Fox News

Last night I decided to watch MSNBC to hear the latest on this Rod Serling episode.  I was watching downstairs and this was a good thing since the news was so depressing and so repetitively discouraging that throwing myself out the window seemed like it might not be a bad idea.

I tried to find a movie to watch.  Flipped through the dozens of channels and could not engage in anything. 

Silvan Tomkins was a researcher who wrote about something he called Affect Theory.  It is a challenge to nutshell a theory that he described in two fat volumes, but essentially the theory suggests that we all, we humans, seek out a net positive affect.  That is we seek out experiences which will make us happier than sad.  I write about this some in describing why people like sports. Sports can provide excitement, entertainment, appreciation for others' prowess, and in general make us happy because of what it brings to our lives.  One can get a net positive affect and not have anything to do with sports.  It could be novels, pets, coins, whatever brings you joy to offset the sadnesses that we often experience.

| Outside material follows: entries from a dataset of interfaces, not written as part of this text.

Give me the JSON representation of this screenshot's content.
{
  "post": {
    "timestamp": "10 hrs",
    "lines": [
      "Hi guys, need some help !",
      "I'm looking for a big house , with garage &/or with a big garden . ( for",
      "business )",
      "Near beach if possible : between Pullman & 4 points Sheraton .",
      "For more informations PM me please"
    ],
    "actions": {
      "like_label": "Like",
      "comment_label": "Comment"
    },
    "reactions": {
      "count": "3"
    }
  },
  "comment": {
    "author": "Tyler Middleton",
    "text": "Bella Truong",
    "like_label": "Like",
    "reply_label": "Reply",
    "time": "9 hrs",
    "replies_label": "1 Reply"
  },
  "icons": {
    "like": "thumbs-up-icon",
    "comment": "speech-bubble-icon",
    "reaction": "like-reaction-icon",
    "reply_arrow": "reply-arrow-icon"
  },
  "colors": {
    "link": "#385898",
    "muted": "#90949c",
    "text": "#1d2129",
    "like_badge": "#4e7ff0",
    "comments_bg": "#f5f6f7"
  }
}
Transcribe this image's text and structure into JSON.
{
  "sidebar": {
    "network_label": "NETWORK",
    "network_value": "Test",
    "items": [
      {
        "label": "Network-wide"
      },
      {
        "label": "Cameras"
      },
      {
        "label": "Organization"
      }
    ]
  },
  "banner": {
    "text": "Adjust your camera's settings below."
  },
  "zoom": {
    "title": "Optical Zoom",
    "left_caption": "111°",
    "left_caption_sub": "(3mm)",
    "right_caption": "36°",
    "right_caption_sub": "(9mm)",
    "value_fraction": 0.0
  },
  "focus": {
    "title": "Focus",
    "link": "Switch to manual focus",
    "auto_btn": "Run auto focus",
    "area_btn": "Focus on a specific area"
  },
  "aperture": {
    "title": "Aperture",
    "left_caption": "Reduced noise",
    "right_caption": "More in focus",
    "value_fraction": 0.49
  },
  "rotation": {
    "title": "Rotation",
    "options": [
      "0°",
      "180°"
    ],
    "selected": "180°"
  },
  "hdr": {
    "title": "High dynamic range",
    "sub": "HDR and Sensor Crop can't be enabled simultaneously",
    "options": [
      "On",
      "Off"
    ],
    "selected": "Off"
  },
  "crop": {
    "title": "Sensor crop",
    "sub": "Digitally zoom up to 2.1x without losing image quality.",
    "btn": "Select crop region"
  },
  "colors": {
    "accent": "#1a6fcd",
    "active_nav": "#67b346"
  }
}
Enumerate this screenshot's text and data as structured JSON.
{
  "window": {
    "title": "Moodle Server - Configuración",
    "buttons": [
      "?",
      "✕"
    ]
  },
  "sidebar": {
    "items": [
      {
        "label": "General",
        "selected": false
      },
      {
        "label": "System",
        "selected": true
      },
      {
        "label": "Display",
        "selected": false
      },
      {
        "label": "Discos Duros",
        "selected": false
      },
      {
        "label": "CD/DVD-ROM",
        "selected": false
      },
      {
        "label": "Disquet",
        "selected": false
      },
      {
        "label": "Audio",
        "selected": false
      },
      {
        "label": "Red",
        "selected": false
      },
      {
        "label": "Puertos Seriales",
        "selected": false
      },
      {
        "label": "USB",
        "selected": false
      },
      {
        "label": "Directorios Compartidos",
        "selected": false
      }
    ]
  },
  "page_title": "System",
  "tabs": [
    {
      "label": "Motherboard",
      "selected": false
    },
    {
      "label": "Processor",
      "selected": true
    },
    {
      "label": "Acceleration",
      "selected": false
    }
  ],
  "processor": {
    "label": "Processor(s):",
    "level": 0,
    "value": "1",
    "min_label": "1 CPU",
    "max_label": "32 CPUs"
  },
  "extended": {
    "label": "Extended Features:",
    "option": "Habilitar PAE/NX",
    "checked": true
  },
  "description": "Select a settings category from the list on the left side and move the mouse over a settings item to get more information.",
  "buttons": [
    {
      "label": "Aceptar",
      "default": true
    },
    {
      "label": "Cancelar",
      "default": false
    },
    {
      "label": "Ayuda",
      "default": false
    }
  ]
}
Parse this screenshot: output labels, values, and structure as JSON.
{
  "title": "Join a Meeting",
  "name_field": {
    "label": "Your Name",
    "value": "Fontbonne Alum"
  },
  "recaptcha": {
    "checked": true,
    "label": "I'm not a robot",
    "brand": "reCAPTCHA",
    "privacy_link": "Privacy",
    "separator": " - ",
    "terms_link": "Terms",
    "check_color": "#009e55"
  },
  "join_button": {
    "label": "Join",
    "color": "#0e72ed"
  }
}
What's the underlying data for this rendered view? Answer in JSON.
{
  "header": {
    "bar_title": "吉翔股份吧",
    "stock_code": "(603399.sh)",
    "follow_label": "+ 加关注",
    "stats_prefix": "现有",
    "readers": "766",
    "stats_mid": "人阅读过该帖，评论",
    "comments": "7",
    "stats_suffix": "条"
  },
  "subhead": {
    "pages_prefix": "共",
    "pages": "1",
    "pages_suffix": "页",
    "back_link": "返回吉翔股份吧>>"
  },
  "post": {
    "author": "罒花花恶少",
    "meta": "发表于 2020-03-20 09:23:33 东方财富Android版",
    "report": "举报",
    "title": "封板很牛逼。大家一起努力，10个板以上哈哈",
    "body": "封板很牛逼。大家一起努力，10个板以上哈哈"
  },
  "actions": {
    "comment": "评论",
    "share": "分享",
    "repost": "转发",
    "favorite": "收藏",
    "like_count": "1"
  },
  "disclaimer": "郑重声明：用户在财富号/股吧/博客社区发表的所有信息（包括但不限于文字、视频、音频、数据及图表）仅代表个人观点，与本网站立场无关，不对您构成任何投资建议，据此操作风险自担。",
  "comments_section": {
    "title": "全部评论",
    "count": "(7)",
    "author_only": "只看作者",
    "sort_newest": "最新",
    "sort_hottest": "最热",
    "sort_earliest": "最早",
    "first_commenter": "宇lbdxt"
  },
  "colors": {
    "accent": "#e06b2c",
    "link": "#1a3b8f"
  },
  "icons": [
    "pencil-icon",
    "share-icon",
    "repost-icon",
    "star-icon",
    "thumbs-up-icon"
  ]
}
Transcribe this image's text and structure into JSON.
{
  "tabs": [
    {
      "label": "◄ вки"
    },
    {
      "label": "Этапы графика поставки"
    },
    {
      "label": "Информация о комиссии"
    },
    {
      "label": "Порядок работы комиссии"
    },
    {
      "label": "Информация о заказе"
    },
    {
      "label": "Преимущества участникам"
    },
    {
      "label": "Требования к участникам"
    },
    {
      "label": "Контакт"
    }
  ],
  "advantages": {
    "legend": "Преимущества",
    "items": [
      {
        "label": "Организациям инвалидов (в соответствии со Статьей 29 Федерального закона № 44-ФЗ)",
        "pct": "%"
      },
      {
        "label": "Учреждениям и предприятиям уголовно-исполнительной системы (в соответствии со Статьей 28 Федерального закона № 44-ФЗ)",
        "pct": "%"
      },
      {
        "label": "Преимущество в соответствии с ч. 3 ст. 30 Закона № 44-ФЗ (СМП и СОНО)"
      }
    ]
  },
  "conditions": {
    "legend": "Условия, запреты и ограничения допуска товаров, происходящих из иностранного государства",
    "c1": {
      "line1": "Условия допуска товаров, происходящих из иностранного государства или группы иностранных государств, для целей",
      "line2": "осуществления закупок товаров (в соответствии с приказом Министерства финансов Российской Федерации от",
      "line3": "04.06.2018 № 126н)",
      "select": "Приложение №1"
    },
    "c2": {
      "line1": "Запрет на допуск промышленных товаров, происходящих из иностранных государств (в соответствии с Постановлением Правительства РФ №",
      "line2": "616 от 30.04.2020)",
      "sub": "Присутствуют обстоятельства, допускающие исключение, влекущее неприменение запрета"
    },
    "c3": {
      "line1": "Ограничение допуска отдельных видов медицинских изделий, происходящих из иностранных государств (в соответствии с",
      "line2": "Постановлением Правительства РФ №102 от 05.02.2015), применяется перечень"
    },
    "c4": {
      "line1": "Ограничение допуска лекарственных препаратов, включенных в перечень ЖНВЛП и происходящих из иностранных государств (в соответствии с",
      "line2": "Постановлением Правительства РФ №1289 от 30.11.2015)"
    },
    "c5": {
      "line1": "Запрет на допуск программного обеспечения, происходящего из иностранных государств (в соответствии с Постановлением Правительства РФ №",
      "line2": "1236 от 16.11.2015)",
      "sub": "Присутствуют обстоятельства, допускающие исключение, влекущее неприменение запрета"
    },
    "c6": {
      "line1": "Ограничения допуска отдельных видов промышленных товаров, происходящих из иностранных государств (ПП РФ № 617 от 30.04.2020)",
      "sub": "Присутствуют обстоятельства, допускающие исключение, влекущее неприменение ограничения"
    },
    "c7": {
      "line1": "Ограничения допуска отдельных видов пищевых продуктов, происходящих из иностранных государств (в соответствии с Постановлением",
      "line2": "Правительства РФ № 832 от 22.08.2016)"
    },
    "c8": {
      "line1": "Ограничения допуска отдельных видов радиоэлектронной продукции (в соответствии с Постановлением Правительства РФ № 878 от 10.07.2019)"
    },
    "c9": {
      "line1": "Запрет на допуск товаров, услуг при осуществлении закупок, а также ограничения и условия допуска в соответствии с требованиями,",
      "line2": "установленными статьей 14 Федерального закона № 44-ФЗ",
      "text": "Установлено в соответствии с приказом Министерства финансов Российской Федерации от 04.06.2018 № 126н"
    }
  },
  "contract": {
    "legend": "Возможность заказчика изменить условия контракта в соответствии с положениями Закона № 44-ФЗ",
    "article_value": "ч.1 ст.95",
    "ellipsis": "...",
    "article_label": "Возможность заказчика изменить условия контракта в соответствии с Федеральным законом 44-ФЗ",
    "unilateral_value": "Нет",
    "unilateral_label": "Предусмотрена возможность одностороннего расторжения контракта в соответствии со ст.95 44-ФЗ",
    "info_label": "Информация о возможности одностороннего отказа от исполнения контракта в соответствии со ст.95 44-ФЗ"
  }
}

Today in this episode of the Twilight Zone in which we live, there is precious little to bring us a net positive affect. No sports, no theatre, no good news, and most of all, the phrase of the day is social distancing. Robert Frost wrote "Something there is that doesn't love a wall."  True dat.  Social distancing might seem sweet if you've been hanging around with nogoodniks but eventually you seek out closeness.

This morning I woke and shook my head. Once again, I was reminded of our new world where there does not seem to be a light at the end of a dark tunnel and even when we get to the light, we are not quite sure what the land will look like when we emerge.  I flipped on the tv. I moved through some channels and I rested on a station I usually skip over as if I am barefoot and discovered that I am stepping where someone smashed glass.  I stopped on Fox News.

The interviewers were speaking about a drug that President Trump had referred to that had positive effects in dealing with the virus. Now last night I had watched a number of pundits ridicule this claim. It seemed that the drug had not been tested yet for this purpose and therefore could not be the balm the president implied it could be.

However, I found it comforting to listen to this fantasy.  It was a good story for a change. There would be a light at the end of the tunnel.  Of course, there was no truth to it. It was like a feel good episode of Father Knows Best.  We interrupt the Twilight Zone to bring you Robert Young in Father Knows Best.  Nevertheless, it felt good to hear this bogus story about a light at the end of the tunnel.

My dad had a great expression.  He would be arguing with my mother about something and he would bring up a fact to deflate her contention. She would wave him away.  He would say, "Oh don't confuse me with the facts, is that it?"  I think people watch their Fox "news" programs, and MSNBC can be guilty of this as well, because the narrative is comforting and they want to believe what they hear. They like that story better than the other side.

Of course, this is not the role of journalists. A journalist is supposed to be about a dispassionate presentation of truth.  In these times, though, that is not going to ratchet up the chances for positive affect.

No comments:

Post a Comment